#### EXCERPTED RECORDS ####

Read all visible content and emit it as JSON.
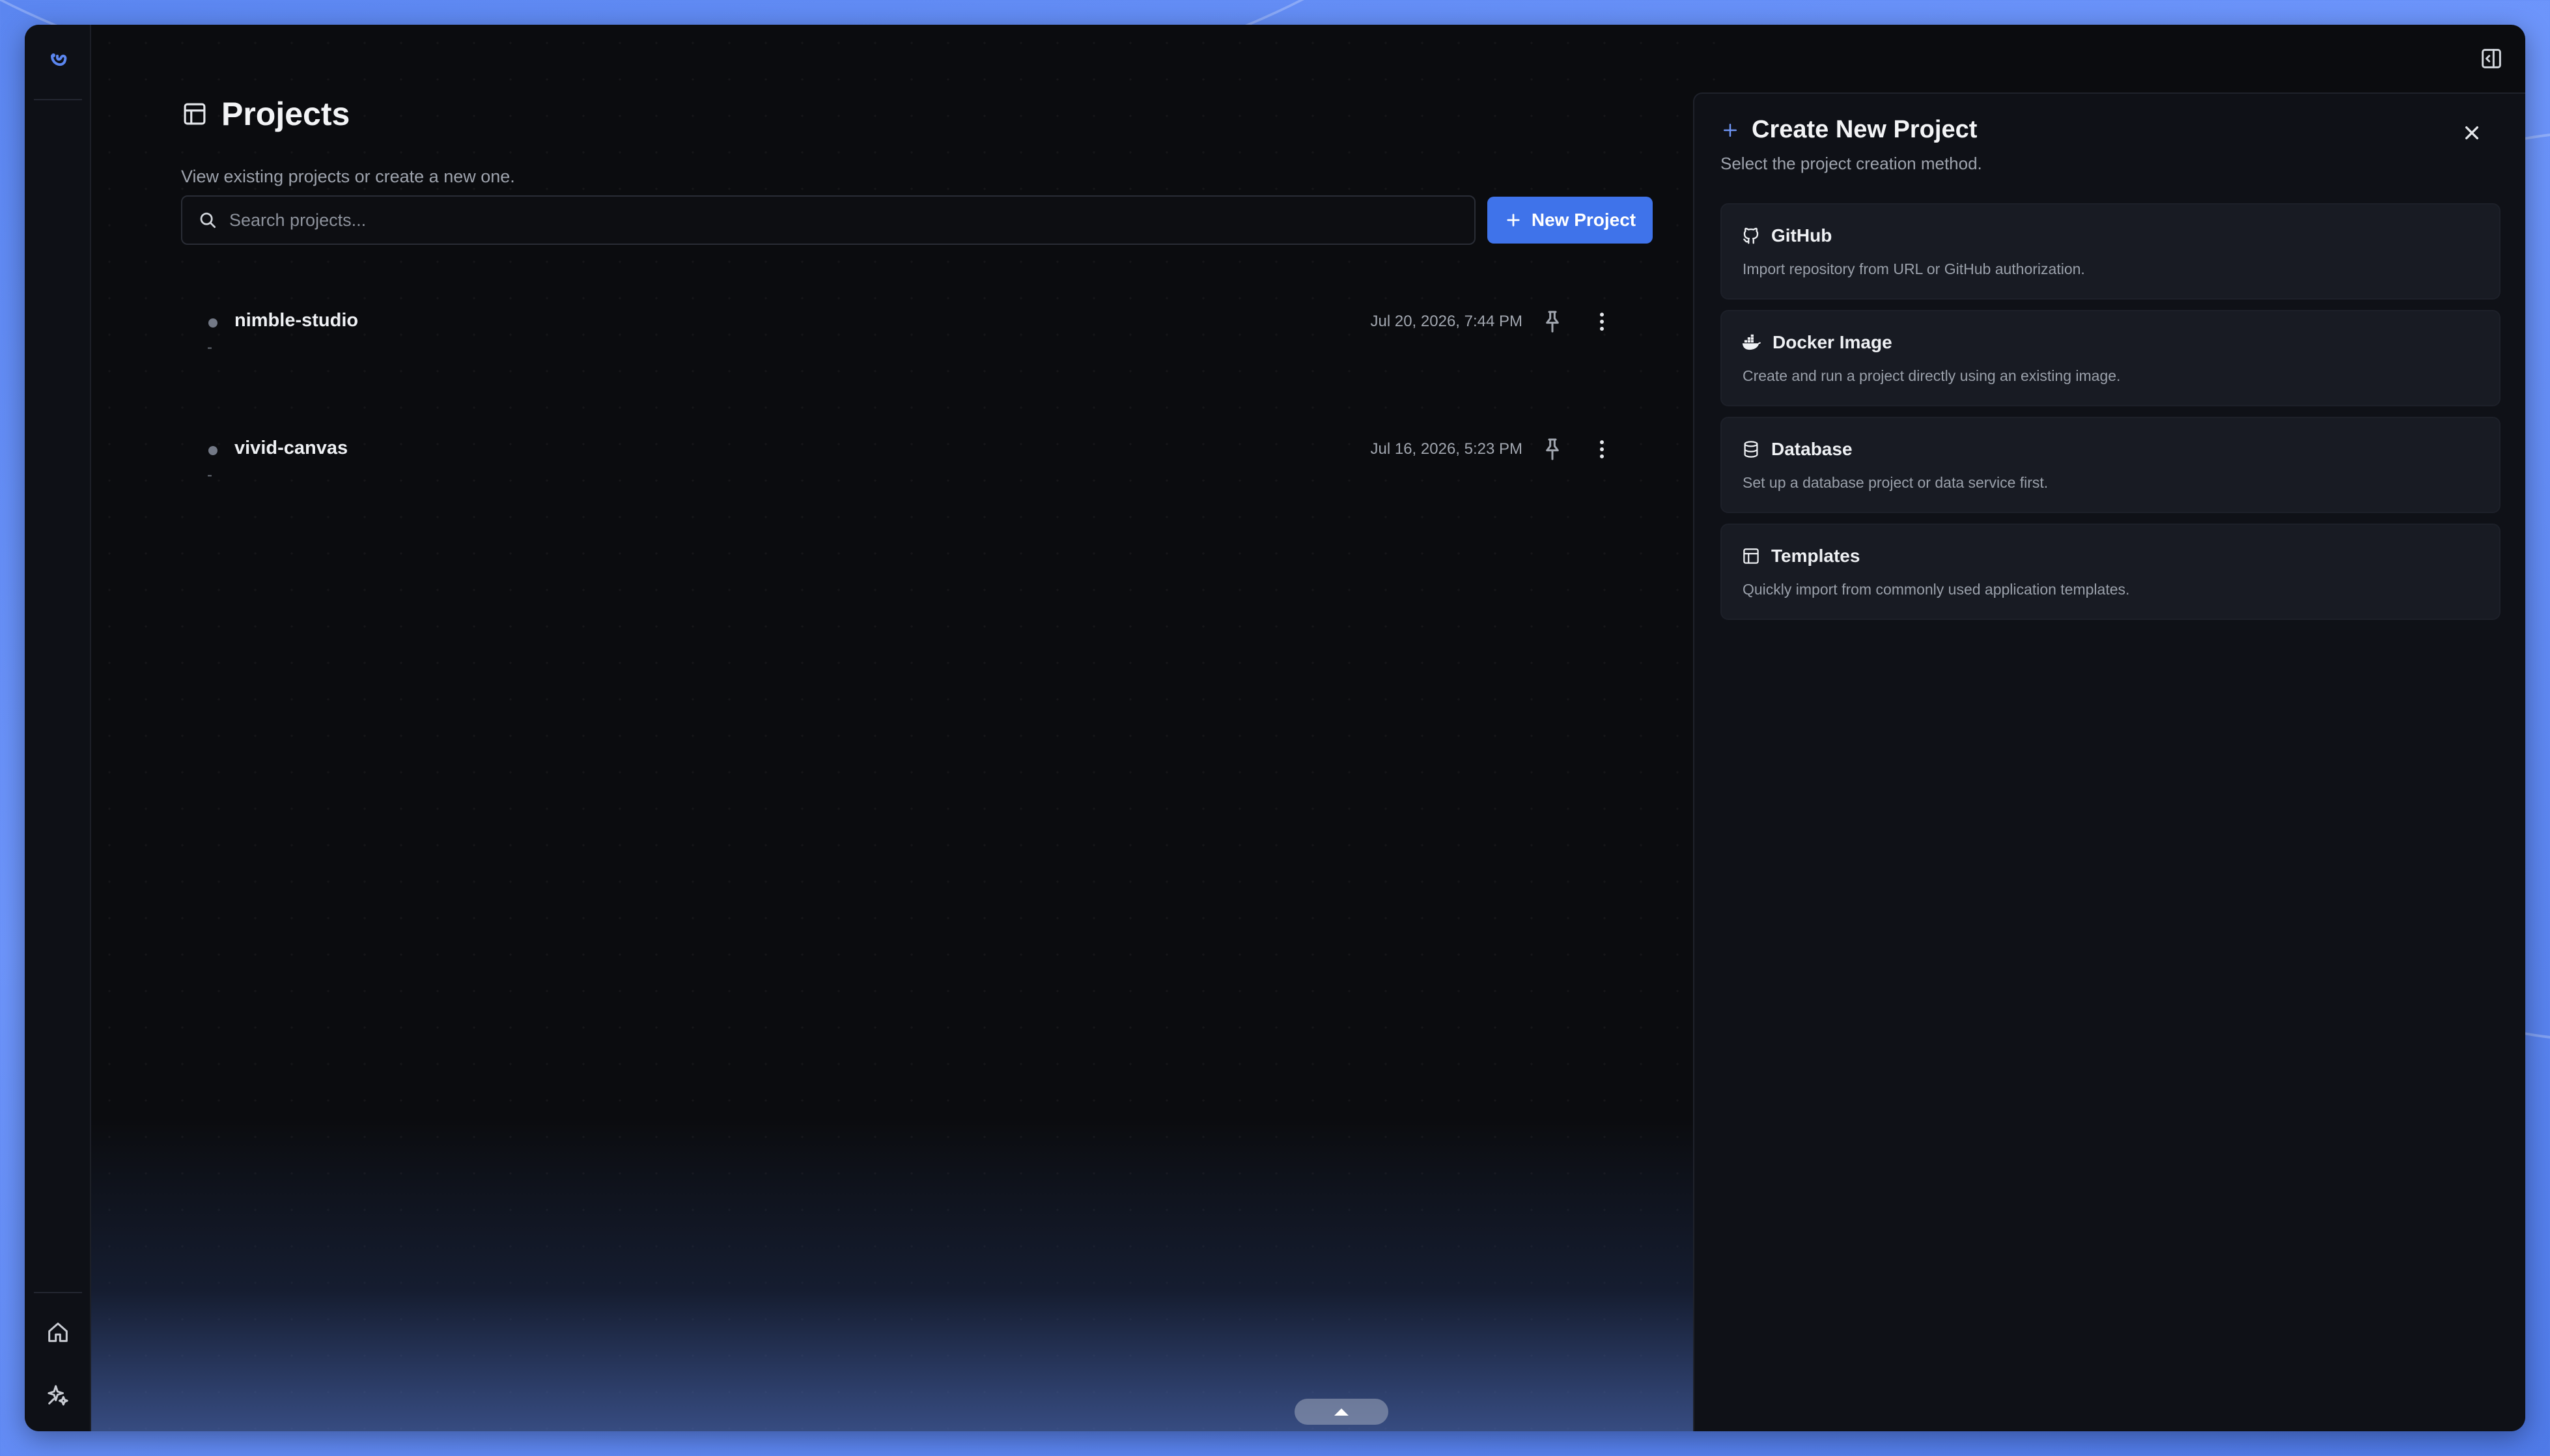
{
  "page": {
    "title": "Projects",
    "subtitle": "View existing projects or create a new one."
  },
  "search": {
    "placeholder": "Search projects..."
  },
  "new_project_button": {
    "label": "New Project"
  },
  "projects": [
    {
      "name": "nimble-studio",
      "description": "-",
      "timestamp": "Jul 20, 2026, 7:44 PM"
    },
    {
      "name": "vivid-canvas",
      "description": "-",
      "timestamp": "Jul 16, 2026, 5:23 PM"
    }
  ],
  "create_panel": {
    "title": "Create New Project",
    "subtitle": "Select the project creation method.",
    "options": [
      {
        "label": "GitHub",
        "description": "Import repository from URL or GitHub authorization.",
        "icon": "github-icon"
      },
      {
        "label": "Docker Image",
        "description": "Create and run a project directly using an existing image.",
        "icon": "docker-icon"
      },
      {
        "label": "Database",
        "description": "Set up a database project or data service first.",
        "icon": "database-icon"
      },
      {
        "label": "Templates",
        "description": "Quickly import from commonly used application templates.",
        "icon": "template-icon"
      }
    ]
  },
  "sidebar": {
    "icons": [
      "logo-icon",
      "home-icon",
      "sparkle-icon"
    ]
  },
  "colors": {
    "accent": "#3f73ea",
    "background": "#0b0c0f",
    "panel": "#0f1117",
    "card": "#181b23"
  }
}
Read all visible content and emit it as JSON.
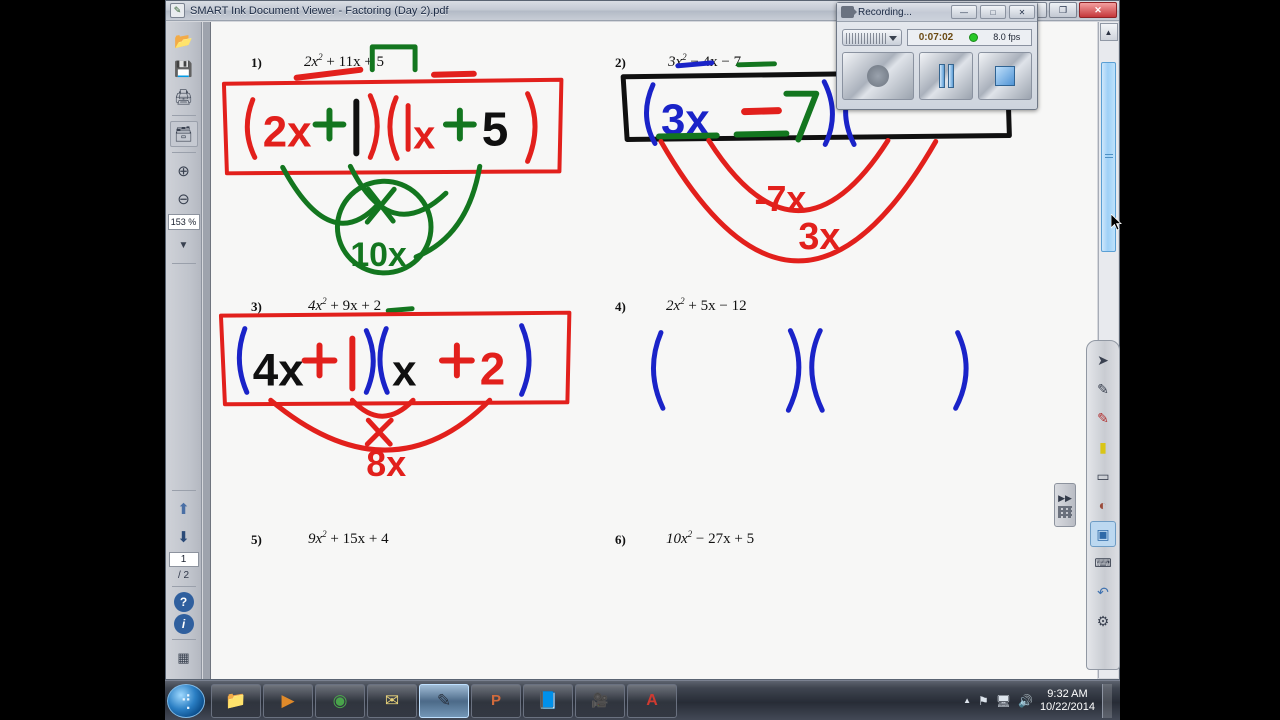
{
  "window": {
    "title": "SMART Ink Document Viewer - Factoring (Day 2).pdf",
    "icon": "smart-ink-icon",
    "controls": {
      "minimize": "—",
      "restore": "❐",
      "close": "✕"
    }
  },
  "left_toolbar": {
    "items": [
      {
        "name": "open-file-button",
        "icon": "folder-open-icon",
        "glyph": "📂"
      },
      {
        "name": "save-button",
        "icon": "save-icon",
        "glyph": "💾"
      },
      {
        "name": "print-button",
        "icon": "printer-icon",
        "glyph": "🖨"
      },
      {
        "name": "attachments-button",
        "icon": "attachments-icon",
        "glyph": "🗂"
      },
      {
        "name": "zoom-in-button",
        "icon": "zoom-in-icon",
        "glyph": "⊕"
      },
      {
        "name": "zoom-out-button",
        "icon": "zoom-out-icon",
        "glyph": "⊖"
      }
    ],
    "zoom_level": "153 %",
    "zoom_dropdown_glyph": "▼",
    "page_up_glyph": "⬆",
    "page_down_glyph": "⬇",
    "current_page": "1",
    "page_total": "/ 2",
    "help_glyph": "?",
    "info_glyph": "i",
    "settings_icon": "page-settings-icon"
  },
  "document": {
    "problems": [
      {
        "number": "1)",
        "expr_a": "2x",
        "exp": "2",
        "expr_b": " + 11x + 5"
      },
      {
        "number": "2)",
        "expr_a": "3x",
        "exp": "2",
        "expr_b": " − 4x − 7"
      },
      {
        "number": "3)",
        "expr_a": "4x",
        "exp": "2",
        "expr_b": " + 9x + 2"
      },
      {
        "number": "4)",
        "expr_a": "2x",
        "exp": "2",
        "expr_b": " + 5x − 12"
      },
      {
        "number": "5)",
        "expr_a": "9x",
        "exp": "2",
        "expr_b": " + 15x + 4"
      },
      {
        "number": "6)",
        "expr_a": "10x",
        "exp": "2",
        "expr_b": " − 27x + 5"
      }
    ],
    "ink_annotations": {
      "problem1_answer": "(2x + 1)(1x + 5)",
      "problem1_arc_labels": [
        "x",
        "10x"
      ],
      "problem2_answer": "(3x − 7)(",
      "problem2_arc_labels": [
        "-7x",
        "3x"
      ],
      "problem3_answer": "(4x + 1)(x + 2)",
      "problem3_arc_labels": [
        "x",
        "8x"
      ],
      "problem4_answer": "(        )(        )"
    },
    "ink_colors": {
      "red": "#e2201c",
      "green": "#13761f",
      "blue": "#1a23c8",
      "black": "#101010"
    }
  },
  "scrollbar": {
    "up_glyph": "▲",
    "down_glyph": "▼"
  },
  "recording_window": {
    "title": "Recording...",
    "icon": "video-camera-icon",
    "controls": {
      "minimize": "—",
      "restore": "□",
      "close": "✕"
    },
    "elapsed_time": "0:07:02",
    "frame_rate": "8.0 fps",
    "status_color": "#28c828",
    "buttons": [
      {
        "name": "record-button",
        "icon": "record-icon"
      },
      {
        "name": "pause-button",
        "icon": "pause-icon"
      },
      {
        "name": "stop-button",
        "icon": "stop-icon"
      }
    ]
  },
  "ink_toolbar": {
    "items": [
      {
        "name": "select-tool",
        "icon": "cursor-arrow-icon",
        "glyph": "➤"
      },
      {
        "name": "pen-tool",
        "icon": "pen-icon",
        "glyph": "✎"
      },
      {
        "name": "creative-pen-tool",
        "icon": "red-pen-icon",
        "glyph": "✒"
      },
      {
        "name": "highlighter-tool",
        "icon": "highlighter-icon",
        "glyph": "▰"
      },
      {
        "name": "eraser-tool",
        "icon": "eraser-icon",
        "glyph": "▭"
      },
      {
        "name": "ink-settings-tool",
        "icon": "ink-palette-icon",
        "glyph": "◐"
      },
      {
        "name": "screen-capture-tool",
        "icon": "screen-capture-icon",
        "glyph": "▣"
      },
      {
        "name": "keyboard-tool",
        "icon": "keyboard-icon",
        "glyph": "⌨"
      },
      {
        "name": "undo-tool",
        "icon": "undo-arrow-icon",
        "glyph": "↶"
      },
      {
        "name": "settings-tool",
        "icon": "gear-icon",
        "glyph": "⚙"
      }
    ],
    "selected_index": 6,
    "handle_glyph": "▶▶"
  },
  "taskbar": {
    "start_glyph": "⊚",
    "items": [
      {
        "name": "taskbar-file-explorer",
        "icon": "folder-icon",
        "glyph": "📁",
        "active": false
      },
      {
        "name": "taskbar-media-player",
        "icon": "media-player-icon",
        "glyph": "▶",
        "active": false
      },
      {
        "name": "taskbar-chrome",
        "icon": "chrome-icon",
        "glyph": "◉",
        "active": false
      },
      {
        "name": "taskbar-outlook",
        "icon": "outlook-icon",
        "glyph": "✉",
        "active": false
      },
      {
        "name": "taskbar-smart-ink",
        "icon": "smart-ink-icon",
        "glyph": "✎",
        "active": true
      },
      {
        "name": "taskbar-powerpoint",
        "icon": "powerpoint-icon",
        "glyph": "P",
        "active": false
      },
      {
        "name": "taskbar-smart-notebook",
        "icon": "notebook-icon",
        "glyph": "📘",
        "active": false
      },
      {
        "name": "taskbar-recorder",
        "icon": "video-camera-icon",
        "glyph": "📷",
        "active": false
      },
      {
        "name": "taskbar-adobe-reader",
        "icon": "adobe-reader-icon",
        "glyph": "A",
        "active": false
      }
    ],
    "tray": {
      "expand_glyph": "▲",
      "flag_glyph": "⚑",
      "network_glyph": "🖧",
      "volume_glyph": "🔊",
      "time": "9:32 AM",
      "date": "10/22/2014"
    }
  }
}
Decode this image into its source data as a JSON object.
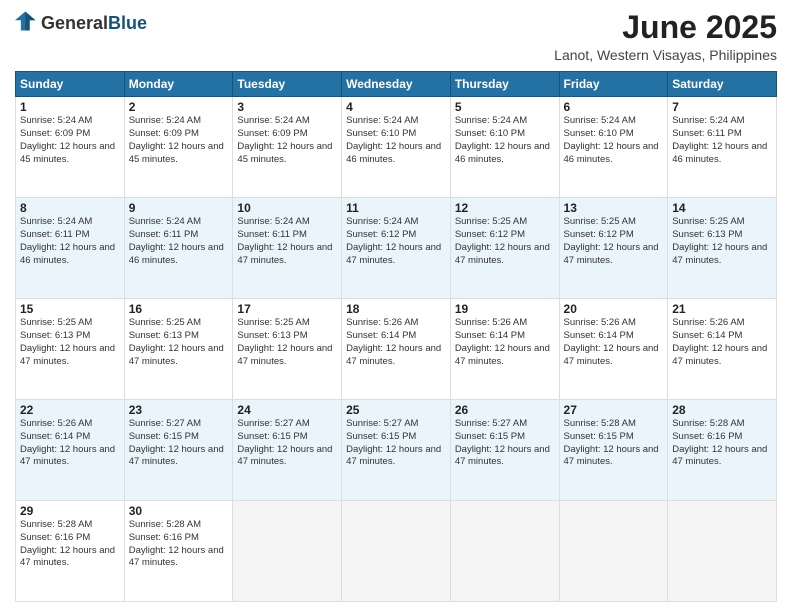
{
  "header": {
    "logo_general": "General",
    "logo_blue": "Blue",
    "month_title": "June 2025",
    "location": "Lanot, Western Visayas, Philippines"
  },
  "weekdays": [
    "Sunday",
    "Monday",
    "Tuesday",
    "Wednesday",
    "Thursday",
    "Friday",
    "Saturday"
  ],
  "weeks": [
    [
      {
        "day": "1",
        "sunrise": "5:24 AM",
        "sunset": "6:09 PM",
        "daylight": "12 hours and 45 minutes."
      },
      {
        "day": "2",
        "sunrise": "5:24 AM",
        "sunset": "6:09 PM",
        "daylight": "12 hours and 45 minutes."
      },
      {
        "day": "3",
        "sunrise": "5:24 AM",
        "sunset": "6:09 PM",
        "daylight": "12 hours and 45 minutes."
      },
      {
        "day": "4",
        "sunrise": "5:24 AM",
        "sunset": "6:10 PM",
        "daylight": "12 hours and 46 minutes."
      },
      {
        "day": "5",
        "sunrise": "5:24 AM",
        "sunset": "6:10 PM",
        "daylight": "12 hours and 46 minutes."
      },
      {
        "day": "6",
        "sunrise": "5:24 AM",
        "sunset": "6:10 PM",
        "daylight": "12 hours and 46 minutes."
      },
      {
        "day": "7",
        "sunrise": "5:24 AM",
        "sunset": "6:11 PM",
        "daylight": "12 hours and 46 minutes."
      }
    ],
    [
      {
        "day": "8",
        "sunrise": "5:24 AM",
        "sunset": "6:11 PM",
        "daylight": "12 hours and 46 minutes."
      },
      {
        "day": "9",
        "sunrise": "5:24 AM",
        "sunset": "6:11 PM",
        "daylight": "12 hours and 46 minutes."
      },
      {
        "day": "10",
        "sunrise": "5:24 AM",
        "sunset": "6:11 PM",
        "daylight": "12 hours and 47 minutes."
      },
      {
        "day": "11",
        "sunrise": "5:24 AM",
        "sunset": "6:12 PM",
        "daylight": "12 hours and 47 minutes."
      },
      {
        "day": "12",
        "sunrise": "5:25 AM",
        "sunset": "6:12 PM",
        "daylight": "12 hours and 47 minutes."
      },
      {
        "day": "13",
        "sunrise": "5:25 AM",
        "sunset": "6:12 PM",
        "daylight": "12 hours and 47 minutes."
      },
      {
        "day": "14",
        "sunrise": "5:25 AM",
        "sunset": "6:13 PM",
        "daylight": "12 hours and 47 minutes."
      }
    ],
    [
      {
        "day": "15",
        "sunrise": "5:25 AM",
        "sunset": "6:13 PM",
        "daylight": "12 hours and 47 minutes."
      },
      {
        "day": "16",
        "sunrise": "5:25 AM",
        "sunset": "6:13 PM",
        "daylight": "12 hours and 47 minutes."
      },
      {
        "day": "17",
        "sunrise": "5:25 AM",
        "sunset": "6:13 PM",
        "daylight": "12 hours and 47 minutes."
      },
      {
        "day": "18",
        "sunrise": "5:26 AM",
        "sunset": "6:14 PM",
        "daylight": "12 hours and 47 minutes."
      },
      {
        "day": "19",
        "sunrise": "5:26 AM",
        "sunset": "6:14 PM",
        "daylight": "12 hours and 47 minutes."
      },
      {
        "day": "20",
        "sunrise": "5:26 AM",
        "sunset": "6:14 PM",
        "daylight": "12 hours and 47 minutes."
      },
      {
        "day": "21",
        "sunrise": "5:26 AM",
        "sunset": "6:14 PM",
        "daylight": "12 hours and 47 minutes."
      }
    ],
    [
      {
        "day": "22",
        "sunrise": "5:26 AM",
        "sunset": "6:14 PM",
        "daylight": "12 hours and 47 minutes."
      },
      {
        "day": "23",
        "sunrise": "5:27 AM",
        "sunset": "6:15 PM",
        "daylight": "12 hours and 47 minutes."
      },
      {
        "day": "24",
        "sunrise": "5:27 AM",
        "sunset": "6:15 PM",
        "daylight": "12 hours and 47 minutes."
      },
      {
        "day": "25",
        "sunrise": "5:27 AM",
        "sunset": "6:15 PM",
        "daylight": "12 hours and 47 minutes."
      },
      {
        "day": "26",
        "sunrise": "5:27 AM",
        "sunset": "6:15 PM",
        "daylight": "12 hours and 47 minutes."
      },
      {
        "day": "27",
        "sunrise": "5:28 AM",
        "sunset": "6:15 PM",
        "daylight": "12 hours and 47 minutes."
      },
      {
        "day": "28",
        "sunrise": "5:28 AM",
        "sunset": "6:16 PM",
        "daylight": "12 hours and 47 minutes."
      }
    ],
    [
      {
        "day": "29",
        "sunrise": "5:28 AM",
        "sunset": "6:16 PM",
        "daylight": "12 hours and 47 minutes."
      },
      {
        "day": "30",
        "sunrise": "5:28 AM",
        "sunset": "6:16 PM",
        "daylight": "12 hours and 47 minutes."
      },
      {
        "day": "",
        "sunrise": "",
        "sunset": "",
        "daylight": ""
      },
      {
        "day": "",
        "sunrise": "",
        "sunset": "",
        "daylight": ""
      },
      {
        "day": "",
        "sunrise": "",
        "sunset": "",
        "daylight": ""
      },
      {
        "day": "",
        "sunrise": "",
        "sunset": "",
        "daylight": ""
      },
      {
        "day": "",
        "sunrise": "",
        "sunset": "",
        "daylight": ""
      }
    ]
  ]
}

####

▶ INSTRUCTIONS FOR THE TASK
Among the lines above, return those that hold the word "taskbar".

▶ YOUR SOLUTION
  "taskbar": {
        "name": "taskbar-file-explorer",
        "name": "taskbar-media-player",
        "name": "taskbar-chrome",
        "name": "taskbar-outlook",
        "name": "taskbar-smart-ink",
        "name": "taskbar-powerpoint",
        "name": "taskbar-smart-notebook",
        "name": "taskbar-recorder",
        "name": "taskbar-adobe-reader",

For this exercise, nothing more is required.